But without America, the military servicemember is at the mercy of nihilism. If there is no expression of freedom, there is no cause. The whole institution becomes meaningless.
Men and women in uniform don’t die for a piece of red, white, and blue stitched cloth, probably made in China of all places. They don’t die for the coolest tune written on a boat, crescendoed with a round of fireworks and a badass display of military might flying overhead. They die for what the flag represents. They die for the ideas located in the Constitution.
It doesn’t take long to find the idea for a right to protest.
I say this all because I get the feeling that it is those who are the greatest supporter of military institutions that seem to be so upset by Kaepernick’s kneeling. What I’m simply stating, as one of those people, is that it is those very same people who should be most supportive of him.
Expression of freedom gives rise to the cause. It is the banner by which we fight for. Sometimes I wish North Korea would pop off, so we could obliterate Kim Jong Un’s fat little face. (He just has one of those smug faces that pisses you off). Those people have no freedom. They can’t kneel in protest. Taking a knee means their whole family loses their ability to stand at all. I digress…
Every moment a freedom is expressed, whether we agree with it or not, is a moment that honors those who died for such liberty. This is the simplest truth I can put forward.
As such, I salute you, Colin Kaepernick. You’re not out rioting in the streets. You’re not out torching the stores of hard-working individuals. You are directing debate in a concise and non-violent manner. That is commendable any day of the week.
Now I’m not saying everyone has to agree with the man. Hell, I probably disagree with him on the causes of impartial police brutality. I don’t really think racism is at play here. The problem, I can say with a fair amount of certainty, is the unintended consequences of the drug war, among other bad policies.
That is a discussion for a different day. The moral aptitude and freedom of Kaepernick to express his own opinion in an honorable way should stand regardless.

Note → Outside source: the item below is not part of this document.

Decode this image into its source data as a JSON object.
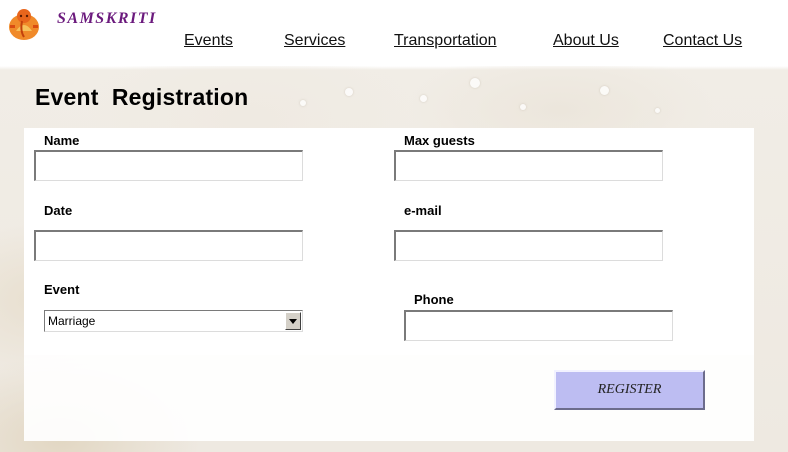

If you find yourself quite annoyed by his actions, here’s a bit of military advice, always so gracefully expressed, that I learned during my time in the service, “Man the fuck up, drink water, and drive on.”
Give some thought to it. Your thought will arrive at that logical part of the brain soon enough — I swear it’s the prefrontal cortex damnit.